Task material:

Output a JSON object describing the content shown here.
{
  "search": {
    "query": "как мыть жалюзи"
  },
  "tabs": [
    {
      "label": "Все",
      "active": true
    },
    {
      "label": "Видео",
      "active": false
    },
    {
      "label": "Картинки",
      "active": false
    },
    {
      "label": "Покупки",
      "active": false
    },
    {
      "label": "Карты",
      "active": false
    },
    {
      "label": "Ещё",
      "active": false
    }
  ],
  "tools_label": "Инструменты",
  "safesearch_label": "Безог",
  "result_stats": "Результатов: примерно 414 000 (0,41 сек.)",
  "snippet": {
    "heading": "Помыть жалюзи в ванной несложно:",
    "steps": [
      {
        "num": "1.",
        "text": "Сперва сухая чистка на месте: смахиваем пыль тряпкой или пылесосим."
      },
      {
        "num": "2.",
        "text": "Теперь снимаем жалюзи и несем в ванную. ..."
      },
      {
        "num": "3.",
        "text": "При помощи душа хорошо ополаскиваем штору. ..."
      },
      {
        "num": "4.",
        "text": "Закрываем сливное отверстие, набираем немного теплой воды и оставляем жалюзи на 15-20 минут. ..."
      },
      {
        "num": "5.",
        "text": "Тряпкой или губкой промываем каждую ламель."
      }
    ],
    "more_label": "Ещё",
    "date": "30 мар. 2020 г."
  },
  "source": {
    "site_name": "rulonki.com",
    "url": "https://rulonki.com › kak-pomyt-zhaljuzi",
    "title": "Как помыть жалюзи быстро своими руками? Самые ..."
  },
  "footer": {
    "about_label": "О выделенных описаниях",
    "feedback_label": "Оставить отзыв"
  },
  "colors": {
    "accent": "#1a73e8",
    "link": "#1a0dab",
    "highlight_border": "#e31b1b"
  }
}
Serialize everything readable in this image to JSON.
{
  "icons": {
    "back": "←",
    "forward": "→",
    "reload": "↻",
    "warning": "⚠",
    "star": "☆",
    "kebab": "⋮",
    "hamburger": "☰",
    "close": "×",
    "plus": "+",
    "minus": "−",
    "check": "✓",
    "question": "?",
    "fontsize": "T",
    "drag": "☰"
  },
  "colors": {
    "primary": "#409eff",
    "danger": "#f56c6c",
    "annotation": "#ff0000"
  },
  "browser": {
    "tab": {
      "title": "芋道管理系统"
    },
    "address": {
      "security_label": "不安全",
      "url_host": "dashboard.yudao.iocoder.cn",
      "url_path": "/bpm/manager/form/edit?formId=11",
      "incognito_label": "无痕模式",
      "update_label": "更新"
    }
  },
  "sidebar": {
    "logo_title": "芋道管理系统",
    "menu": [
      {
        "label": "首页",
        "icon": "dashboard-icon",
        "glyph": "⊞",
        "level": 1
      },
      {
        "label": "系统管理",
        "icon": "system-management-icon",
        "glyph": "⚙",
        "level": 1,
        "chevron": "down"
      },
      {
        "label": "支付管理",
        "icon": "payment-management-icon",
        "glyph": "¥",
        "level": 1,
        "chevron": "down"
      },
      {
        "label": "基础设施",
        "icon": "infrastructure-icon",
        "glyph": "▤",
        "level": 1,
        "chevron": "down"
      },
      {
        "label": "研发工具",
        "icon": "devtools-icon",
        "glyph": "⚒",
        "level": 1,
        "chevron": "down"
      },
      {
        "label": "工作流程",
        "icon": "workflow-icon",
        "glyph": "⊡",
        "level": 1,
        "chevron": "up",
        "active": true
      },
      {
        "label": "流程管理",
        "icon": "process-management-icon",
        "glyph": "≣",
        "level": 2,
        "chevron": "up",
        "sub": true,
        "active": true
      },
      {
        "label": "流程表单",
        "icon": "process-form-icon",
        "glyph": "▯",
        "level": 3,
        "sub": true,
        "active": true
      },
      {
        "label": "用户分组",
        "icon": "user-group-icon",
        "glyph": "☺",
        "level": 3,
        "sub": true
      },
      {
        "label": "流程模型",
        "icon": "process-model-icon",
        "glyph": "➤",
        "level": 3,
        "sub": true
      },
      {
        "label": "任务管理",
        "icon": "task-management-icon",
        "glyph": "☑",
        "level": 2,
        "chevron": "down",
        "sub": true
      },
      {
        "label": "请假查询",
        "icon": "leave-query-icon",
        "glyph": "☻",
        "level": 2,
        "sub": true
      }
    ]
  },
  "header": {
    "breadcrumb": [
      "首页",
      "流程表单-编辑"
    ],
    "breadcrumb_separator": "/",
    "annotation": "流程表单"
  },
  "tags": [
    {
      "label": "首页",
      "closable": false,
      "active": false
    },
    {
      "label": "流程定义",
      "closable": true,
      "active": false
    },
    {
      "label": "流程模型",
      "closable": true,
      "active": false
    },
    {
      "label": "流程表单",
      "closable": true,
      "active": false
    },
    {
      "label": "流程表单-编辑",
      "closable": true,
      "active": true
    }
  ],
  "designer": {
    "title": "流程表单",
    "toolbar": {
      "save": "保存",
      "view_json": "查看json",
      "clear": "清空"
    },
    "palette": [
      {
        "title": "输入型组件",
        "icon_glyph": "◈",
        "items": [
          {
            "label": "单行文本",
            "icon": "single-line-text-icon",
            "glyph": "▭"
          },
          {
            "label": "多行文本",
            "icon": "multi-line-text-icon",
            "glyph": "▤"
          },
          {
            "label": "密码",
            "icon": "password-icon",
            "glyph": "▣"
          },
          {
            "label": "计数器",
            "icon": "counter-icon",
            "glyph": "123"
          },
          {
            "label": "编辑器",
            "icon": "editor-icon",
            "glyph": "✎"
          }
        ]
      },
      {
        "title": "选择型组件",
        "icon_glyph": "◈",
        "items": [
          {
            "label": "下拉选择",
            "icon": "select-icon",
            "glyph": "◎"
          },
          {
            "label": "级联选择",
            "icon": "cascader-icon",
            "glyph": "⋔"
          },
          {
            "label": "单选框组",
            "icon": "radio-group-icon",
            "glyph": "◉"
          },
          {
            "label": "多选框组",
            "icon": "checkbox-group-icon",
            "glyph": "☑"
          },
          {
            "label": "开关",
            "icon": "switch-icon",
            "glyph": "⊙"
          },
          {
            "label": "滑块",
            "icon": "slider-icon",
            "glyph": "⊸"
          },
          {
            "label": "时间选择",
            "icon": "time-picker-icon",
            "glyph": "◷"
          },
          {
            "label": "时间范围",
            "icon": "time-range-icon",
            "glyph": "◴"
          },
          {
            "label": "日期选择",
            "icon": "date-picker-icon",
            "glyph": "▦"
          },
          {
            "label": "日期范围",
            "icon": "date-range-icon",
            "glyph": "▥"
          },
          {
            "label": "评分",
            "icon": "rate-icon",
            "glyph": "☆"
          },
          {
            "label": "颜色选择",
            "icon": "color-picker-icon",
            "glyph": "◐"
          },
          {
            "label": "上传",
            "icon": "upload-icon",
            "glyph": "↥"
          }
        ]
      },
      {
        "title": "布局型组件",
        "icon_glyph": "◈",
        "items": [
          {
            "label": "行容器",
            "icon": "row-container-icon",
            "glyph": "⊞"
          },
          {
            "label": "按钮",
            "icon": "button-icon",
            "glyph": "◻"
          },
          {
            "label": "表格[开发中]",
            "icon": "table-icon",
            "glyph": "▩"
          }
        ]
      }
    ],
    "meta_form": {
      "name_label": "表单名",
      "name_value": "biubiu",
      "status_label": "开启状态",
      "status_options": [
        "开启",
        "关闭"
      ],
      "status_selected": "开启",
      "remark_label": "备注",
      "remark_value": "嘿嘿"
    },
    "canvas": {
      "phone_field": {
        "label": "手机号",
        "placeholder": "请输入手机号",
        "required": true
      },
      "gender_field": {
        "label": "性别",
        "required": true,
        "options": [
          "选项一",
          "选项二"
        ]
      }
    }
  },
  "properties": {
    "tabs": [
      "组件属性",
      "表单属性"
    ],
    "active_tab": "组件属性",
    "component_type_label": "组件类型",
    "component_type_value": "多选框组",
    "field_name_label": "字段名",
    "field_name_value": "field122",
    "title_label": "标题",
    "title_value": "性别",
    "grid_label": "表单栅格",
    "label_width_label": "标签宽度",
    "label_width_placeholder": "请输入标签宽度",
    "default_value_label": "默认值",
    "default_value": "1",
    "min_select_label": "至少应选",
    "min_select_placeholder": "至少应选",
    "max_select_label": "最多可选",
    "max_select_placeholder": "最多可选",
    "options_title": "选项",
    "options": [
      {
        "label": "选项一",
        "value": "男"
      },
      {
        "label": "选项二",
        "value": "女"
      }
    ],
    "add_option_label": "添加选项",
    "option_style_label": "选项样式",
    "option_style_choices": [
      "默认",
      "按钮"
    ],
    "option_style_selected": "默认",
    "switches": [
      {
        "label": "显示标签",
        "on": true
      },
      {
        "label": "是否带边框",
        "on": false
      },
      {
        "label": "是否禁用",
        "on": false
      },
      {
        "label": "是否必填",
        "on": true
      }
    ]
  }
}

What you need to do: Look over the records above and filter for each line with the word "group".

Written answer:
        "icon": "user-group-icon",
            "icon": "radio-group-icon",
            "icon": "checkbox-group-icon",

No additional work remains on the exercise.